Author: Sharifa Stevens

is a wife and mother, singer, and writer. She earned a B.A. from Columbia University and a Master of Theology degree from Dallas Theological Seminary. She lives in Dallas.

Election season has been cancerous to the U.S. Body of believers. You’ve no doubt seen or engaged in political and religious discussions that have heated up to a frothy hot mess of gross generalizations and polarizations. Sides must be chosen. Votes must be cast. Vote for Christ or the antichrist.

Martin Luther King, Jr., reverend, civil rights icon, and practitioner of non-violent protest, was gunned down at Memphis’ Lorraine Hotel in 1968. The then 38-year-old had made an indelible mark on the ethos, conscience, and better graces of America.

Right now we sit awkwardly at the same banquet, feuding siblings with a feast before us; the Table of communion, to eat the bread and drink the cup in remembrance of the One who died for us.

It’s the season of chocolates and heart-shaped everything … and loneliness and ache and isolation and the nagging question that plagues us in this fallen world: “Am I loved?” God loves you. His love for you is rooted in creation and redemption. Hold on…I know you don’t want to hear trite clichés. But sister, bear with me for a few minutes.

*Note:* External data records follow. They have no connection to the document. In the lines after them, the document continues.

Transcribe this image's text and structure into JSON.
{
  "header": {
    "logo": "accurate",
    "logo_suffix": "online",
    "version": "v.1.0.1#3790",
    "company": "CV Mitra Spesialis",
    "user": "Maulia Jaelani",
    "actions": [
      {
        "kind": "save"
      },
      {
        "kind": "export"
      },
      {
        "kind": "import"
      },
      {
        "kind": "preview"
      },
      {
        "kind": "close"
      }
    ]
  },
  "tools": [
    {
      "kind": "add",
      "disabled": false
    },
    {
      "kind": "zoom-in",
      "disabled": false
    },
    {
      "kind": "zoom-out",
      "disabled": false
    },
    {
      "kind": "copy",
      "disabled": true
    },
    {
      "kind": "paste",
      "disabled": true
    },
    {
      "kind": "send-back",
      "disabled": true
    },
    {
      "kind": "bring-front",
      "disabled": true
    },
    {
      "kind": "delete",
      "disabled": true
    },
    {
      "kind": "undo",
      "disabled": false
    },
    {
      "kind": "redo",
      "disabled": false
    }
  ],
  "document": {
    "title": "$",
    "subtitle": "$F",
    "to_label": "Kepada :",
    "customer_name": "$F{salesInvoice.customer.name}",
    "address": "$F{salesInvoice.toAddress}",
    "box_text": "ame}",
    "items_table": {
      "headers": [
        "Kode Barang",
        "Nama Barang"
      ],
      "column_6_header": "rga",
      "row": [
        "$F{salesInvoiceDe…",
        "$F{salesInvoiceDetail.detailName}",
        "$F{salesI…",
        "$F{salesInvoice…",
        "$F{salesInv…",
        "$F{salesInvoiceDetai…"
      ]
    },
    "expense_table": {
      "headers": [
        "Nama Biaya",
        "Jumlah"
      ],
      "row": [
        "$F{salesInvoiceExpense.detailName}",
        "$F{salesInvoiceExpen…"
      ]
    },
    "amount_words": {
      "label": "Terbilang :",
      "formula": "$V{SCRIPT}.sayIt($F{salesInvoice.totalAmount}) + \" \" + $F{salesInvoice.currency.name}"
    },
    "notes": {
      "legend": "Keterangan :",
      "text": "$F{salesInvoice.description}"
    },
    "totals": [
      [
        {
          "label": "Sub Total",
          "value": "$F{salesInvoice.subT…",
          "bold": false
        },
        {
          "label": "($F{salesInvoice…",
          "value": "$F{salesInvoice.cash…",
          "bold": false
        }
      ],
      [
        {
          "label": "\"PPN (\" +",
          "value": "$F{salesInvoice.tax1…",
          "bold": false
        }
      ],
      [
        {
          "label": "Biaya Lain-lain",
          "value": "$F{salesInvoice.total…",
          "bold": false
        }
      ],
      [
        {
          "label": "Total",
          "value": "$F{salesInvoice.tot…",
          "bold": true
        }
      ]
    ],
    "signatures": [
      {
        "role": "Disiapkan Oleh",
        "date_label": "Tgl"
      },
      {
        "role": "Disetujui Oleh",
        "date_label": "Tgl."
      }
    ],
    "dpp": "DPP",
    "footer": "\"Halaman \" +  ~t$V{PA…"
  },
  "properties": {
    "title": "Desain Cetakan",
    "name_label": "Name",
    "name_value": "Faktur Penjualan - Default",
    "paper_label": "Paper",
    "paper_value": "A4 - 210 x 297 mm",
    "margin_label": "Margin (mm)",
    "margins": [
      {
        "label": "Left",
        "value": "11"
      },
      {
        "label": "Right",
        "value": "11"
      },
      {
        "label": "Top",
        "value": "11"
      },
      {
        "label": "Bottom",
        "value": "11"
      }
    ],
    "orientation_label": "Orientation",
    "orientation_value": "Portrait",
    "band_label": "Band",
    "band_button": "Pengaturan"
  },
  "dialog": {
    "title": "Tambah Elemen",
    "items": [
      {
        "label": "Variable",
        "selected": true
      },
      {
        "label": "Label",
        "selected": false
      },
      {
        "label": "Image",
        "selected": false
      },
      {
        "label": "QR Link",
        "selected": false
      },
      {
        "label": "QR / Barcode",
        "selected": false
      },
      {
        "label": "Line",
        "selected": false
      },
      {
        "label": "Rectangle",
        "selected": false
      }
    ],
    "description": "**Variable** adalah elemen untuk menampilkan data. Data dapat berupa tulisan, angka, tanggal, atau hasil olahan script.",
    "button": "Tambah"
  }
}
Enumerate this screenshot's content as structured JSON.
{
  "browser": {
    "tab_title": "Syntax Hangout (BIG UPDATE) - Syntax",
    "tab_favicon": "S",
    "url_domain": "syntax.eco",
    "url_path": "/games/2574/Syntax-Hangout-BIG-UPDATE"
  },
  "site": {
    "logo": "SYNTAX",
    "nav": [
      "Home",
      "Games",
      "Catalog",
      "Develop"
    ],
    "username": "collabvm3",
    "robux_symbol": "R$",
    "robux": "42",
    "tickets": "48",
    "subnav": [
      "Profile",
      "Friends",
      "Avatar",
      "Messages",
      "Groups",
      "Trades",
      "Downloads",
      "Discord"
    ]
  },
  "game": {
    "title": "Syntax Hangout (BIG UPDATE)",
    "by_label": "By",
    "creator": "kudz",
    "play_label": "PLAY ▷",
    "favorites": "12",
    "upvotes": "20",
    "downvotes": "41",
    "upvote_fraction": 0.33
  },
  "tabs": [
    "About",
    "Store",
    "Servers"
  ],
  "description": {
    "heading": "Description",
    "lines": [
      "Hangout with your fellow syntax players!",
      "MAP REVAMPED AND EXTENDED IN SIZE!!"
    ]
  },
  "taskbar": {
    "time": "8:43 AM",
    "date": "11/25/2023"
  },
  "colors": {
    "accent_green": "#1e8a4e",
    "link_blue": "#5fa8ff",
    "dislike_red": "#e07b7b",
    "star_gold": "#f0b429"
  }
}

The freshness of the New Year is a reminder that God lavishes us with life, provision, and new mercies. At the time of the Exodus, Yahweh told the people of Israel to pick up just enough manna each day for their households, six days a week. He gave enough for every day–no need to worry, no need to hoard, no need to gorge.

Mother’s Day is like a minefield, fraught with opportunities for disaster and possible maiming. It’s not as dangerous as, say, Valentine’s Day, but the lingering effects of a badly thought-out gift can be pretty uncomfortable.

This list certainly is not exhaustive, so let’s keep the dialogue going—leave your Mother’s Day gift ideas online…or your warnings.

Mark and Grace Driscoll have written a book on marriage, sex, and friendship with your spouse. It’s spicy. No stranger to controversy, Mark Driscoll has received rabid criticism from other theologically conservative Christians for his NC-17 discussions of sexuality. He’s even inferred that marriages would be stronger if wives gave more oral sex.

feverishly checked the message boards for post-May 21 updates. All those people who quit their jobs, maxed out their credit cards, drove in RVs that said, “May 21, 2011: Judgment Day”—what would they say now? There were no rolling earthquakes, no bodies released from the graves, no Rapture. Were they despairing? Shame-faced? Repentant?